TASK BRIEF:
Count the lines in the entries that contain "value". Say the number and nothing more.

# # # #

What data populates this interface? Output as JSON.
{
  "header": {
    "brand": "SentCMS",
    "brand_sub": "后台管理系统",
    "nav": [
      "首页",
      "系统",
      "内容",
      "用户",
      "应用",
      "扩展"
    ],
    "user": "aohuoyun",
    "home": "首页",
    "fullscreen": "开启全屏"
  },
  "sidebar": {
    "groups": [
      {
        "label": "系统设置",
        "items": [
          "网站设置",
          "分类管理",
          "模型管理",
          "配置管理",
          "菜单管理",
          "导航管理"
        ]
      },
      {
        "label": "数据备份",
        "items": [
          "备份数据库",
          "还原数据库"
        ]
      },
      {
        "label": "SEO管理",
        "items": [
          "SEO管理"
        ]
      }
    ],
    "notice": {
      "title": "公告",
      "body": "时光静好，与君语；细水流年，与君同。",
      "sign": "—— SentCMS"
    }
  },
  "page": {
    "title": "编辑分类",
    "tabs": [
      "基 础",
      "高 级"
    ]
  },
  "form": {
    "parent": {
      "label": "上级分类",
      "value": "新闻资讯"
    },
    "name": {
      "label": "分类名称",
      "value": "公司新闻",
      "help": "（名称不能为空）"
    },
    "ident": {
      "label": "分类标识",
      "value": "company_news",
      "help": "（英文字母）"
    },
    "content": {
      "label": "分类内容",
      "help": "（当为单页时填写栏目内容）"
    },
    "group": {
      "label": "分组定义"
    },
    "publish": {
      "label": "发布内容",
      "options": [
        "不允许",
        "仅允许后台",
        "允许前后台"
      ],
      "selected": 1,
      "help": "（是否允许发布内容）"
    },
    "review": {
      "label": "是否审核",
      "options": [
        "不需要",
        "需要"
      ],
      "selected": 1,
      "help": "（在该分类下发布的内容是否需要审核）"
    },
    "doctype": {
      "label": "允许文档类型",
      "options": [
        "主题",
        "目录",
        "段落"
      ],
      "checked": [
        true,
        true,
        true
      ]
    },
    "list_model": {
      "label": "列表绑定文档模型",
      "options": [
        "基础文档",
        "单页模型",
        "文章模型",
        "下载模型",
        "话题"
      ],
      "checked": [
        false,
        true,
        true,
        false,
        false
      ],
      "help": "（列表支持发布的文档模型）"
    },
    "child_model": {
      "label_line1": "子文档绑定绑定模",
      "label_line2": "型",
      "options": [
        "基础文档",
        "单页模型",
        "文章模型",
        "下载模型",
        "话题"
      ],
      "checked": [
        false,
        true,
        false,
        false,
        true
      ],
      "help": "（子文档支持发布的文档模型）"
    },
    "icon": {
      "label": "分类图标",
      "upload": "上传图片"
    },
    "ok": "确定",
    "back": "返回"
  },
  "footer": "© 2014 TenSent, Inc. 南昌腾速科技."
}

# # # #

TASK SOLUTION:
3